Data under study Start Marker

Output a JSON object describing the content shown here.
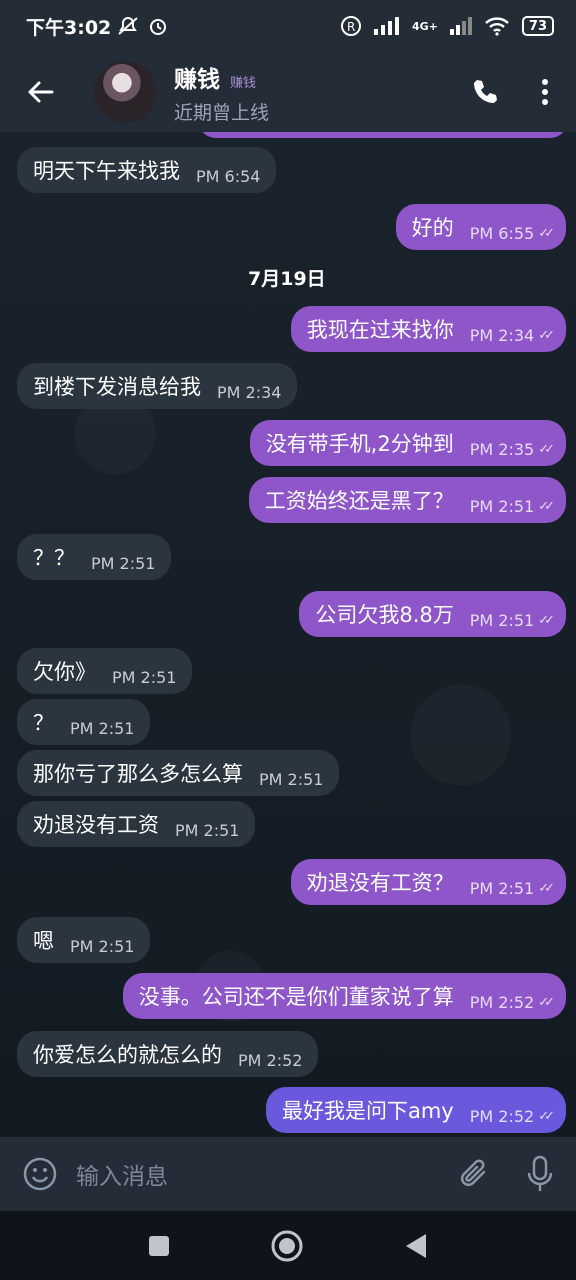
{
  "status": {
    "time": "下午3:02",
    "network": "4G+",
    "battery": "73"
  },
  "header": {
    "name": "赚钱",
    "tag": "赚钱",
    "status": "近期曾上线"
  },
  "date_separator": "7月19日",
  "messages": [
    {
      "dir": "in",
      "text": "明天下午来找我",
      "time": "PM 6:54"
    },
    {
      "dir": "out",
      "text": "好的",
      "time": "PM 6:55"
    },
    {
      "dir": "out",
      "text": "我现在过来找你",
      "time": "PM 2:34"
    },
    {
      "dir": "in",
      "text": "到楼下发消息给我",
      "time": "PM 2:34"
    },
    {
      "dir": "out",
      "text": "没有带手机,2分钟到",
      "time": "PM 2:35"
    },
    {
      "dir": "out",
      "text": "工资始终还是黑了？",
      "time": "PM 2:51"
    },
    {
      "dir": "in",
      "text": "？？",
      "time": "PM 2:51"
    },
    {
      "dir": "out",
      "text": "公司欠我8.8万",
      "time": "PM 2:51"
    },
    {
      "dir": "in",
      "text": "欠你》",
      "time": "PM 2:51"
    },
    {
      "dir": "in",
      "text": "？",
      "time": "PM 2:51"
    },
    {
      "dir": "in",
      "text": "那你亏了那么多怎么算",
      "time": "PM 2:51"
    },
    {
      "dir": "in",
      "text": "劝退没有工资",
      "time": "PM 2:51"
    },
    {
      "dir": "out",
      "text": "劝退没有工资？",
      "time": "PM 2:51"
    },
    {
      "dir": "in",
      "text": "嗯",
      "time": "PM 2:51"
    },
    {
      "dir": "out",
      "text": "没事。公司还不是你们董家说了算",
      "time": "PM 2:52"
    },
    {
      "dir": "in",
      "text": "你爱怎么的就怎么的",
      "time": "PM 2:52"
    },
    {
      "dir": "out",
      "text": "最好我是问下amy",
      "time": "PM 2:52"
    }
  ],
  "input": {
    "placeholder": "输入消息"
  },
  "colors": {
    "outgoing": "#8e56c8",
    "outgoing_latest": "#6a59dd",
    "incoming": "#2b3540",
    "header": "#232c37"
  },
  "icons": [
    "back-arrow-icon",
    "phone-icon",
    "more-vert-icon",
    "emoji-icon",
    "attach-icon",
    "mic-icon",
    "nav-recent-icon",
    "nav-home-icon",
    "nav-back-icon"
  ]
}
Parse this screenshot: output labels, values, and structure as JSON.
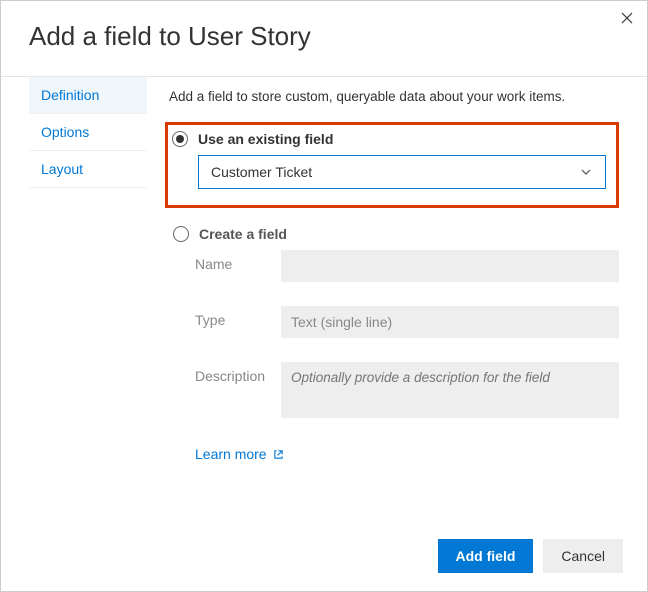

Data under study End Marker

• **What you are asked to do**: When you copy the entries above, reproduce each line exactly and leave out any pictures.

• **Completed exercise**:
Output a JSON object describing the content shown here.
{
  "status": {
    "time": "下午3:02",
    "network": "4G+",
    "battery": "73"
  },
  "header": {
    "name": "赚钱",
    "tag": "赚钱",
    "status": "近期曾上线"
  },
  "date_separator": "7月19日",
  "messages": [
    {
      "dir": "in",
      "text": "明天下午来找我",
      "time": "PM 6:54"
    },
    {
      "dir": "out",
      "text": "好的",
      "time": "PM 6:55"
    },
    {
      "dir": "out",
      "text": "我现在过来找你",
      "time": "PM 2:34"
    },
    {
      "dir": "in",
      "text": "到楼下发消息给我",
      "time": "PM 2:34"
    },
    {
      "dir": "out",
      "text": "没有带手机,2分钟到",
      "time": "PM 2:35"
    },
    {
      "dir": "out",
      "text": "工资始终还是黑了？",
      "time": "PM 2:51"
    },
    {
      "dir": "in",
      "text": "？？",
      "time": "PM 2:51"
    },
    {
      "dir": "out",
      "text": "公司欠我8.8万",
      "time": "PM 2:51"
    },
    {
      "dir": "in",
      "text": "欠你》",
      "time": "PM 2:51"
    },
    {
      "dir": "in",
      "text": "？",
      "time": "PM 2:51"
    },
    {
      "dir": "in",
      "text": "那你亏了那么多怎么算",
      "time": "PM 2:51"
    },
    {
      "dir": "in",
      "text": "劝退没有工资",
      "time": "PM 2:51"
    },
    {
      "dir": "out",
      "text": "劝退没有工资？",
      "time": "PM 2:51"
    },
    {
      "dir": "in",
      "text": "嗯",
      "time": "PM 2:51"
    },
    {
      "dir": "out",
      "text": "没事。公司还不是你们董家说了算",
      "time": "PM 2:52"
    },
    {
      "dir": "in",
      "text": "你爱怎么的就怎么的",
      "time": "PM 2:52"
    },
    {
      "dir": "out",
      "text": "最好我是问下amy",
      "time": "PM 2:52"
    }
  ],
  "input": {
    "placeholder": "输入消息"
  },
  "colors": {
    "outgoing": "#8e56c8",
    "outgoing_latest": "#6a59dd",
    "incoming": "#2b3540",
    "header": "#232c37"
  },
  "icons": [
    "back-arrow-icon",
    "phone-icon",
    "more-vert-icon",
    "emoji-icon",
    "attach-icon",
    "mic-icon",
    "nav-recent-icon",
    "nav-home-icon",
    "nav-back-icon"
  ]
}
Parse this screenshot: output labels, values, and structure as JSON.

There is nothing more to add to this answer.